WOE TO LIVE ON, Daniel Woodrell, (originally published in 1986)
This is early Woodrell and a departure from what would come later. Woe To Live On is a work of fiction, but is nevertheless an accurate depiction of the dirty little guerrilla conflict fought in Missouri during the Civil War in which nobody won and everybody lost. The title of the movie based on the book was RIDE WITH THE DEVIL (1999).
Woodrell, who lives in the Missouri Ozarks, knows the history and the territory.
Later he would become best known for stories and novels that he characterized as country noir.
THE YOUNG LIONS, Irwin Shaw, (originally published in 1948)
I had always believed that there were three great American World War II novels that shared the common characteristics of being written by veterans of that conflict and being published during its immediate aftermath.
They are: The Naked and the Dead (1948) by Norman Mailer; The Caine Mutiny (1951) by Herman Wouk; and From Here to Eternity (1951) by James Jones. But I need to add a fourth book that belongs in the same company: The Young Lions (l949) by Irwin Shaw, a book that was originally overshadowed by the others.
I first read The Young Lions about twenty-five years ago. Based on my memory I ranked it below the aforementioned books. However, as a result of my recent re-reading of the book, I see that it was better than I remembered.
With one exception, these novels are enriched by the fact that they are based upon the writers’ personal experiences during the war. The exception is The Naked and the Dead. Mailer did serve in the Pacific, but saw little combat and ended the war as a cook in the Philippines. There’s nothing wrong with that, of course, but it does mean that his classic story of a reconnaissance mission on a Pacific island was not based on his personal experience.
One of the ways that I judge my enjoyment of a book (or a movie) is whether or not I am willing to revisit it. Well, I have now read The Young Lions twice and the others three times each.
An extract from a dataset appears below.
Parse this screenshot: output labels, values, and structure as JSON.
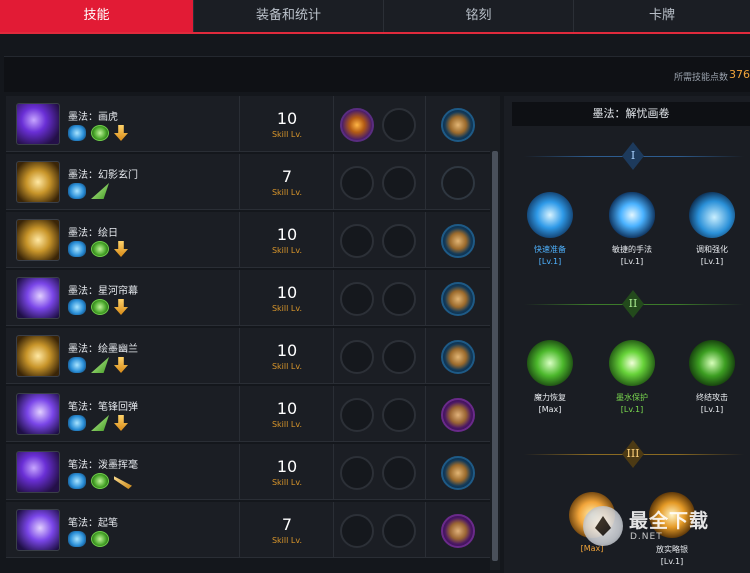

Twenty-five years from now I plan to read Shaw’s book for a third time.
THE BIG WAR, Anton Myrer, (originally published in 1957)
A reviewer for The Saturday Review made the claim that The Big War was "incomparably the finest novel to come out of World War II..." I don't quite agree with that evaluation (after all, I have read it only twice), but I do think it is a classic. Like the finest novels dealing with that conflict, it was written by a veteran who was able to draw upon his personal experience.
The film adaptation is titled IN LOVE AND WAR (1958).
QUARTERED SAFE OUT HERE, George MacDonald Fraser, (originally published in 1994)
A memoir written about a young British soldier's experiences in the Burma campaign during World War II. Skillfully written, it reads like a novel. And no wonder. It was written by the author of the hugely popular and critically acclaimed "Flashman" series of historical novels.
THE FORGOTTEN SOLDIER, Guy Sajer, (originally published in 1965)
The author makes the claim that The Forgotten Soldier is an account of his experiences as a teenager in the German army fighting on the Eastern front against Soviet Russia. Some experts believe that it is an authentic memoir while others dispute that claim and insist that it is a novel. Whether memoir or novel, it is a powerful book.
Once Upon a Distant War: David Halberstam, Neil Sheehan, Peter Arnett--Young War Correspondents and Their Early Vietnam Battles, William Prochnau (originally published in 1996)
The following individuals should read this book: 1) anyone interested in the Vietnam War; 2) anyone interested in journalism; 3) anyone not interested in the Vietnam War; 4) anyone not interested in journalism; 4) everyone.